Media bodies and human rights organisations on Tuesday strongly criticised the law enforcement agencies of Jammu and Kashmir for action against two Srinagar-based journalists. These bodies demanded the authorities to withdraw the charges with immediate effect.
The police has charged Masrat Zahra under the Unlawful Activities Prevention Act for allegedly uploading posts that glorify “anti-national activities” on social media. It summoned Hindu Reporter Peerzada Ashiq for reporting on the claims of the families of deceased militants in Baramulla who said that they were allowed to travel to collect the bodies, though permission was later rescinded.
Expressing "shock and concern" over the action against two journalists, the Editors Guild of India demanded that the police cease harassing the journalists any further.
The Indian Women’s Press Corps objected to the manner in which law-enforcement authorities in Jammu & Kashmir, over the last few days, have invoked laws to clamp down on freedom of speech and expression that violate fundamental rights laid down in the Constitution.

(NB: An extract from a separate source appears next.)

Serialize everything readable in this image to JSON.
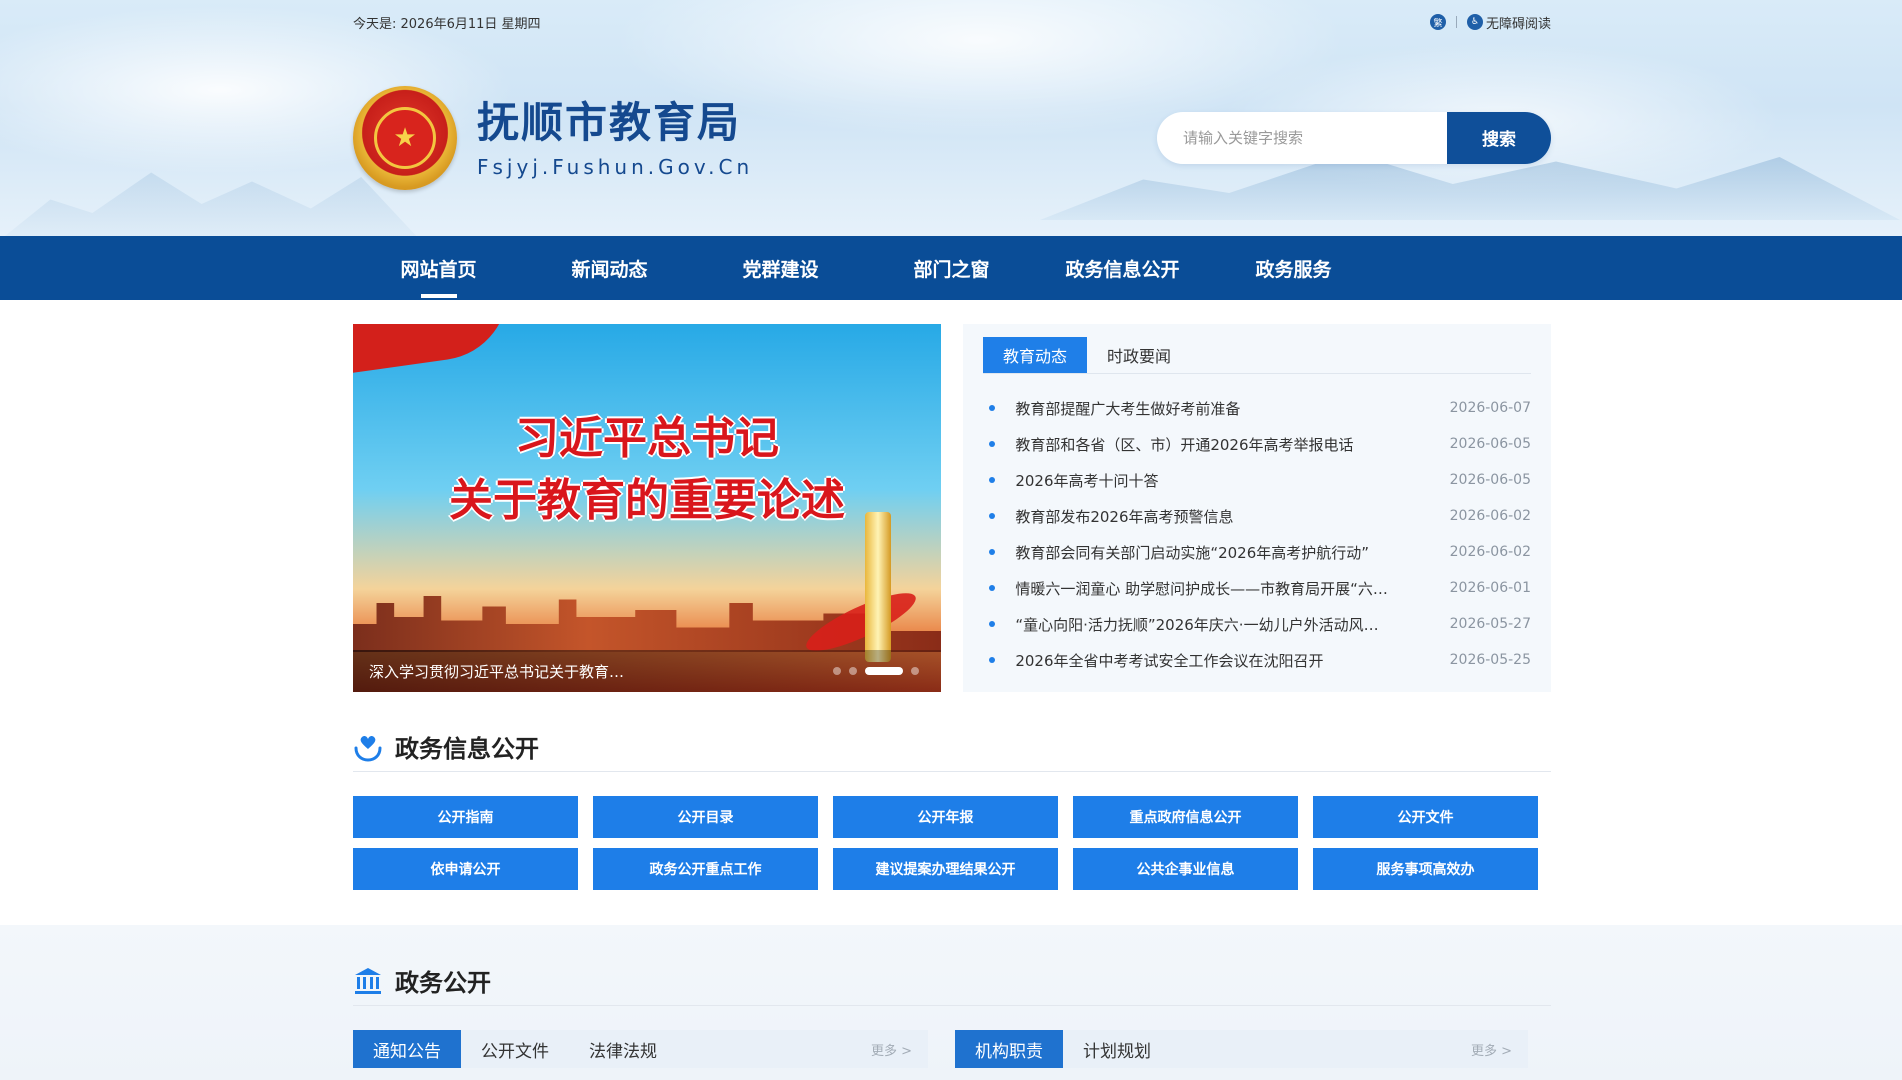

The Unlawful Activities Prevention Act (UAPA) has been used against freelance photographer Masarat Zahra, a fellow woman journalist, an Act that was meant to deal with hardened terrorists. While FIRs have been lodged against Peerzada Ashiq, a reporter with The Hindu newspaper based in Srinagar and Gowhar Geelani, a freelance journalist.
According to the IWPC statement, the intentions of the authorities in J&K is to strike fear in the hearts of journalists who are simply doing their job. This is a clear message that the Union Territory will not tolerate dissent. Masarat Zahra had only posted some pictures on social media. Peerzada Ashiq had just filed a report, while Gowhar Geelani’s commentary attracted the displeasure of the government. The IWPC hopes that these strictures are withdrawn at the earliest, the statement said.
Meanwhile, Global human rights watchdog, Amnesty International called for end to ‘intimidation’ of journalists. It demanded that the Indian government stop “intimidation” of journalists in Jammu and Kashmir. Amnesty International India Executive Director Avinash Kumar said, “Harassment and intimidation of journalists through draconian laws such as UAPA threatens the efforts to address the Covid-19 pandemic and creates an atmosphere of fear and reprisal.” Kumar added that the problem of press freedom has been heightened by the nationwide lockdown, prolonged restrictions on internet speed and arbitrary detentions. He alleged that these actions severely undermine the human rights of the people of Jammu and Kashmir. Kumar said any restriction on the right to freedom of expression must be “reasonable and proportionate”. “The media plays a crucial role in reporting human rights abuses and is essential to inform the public about the factual situation and measures taken by the governments in response to Covid-19,” Kumar said.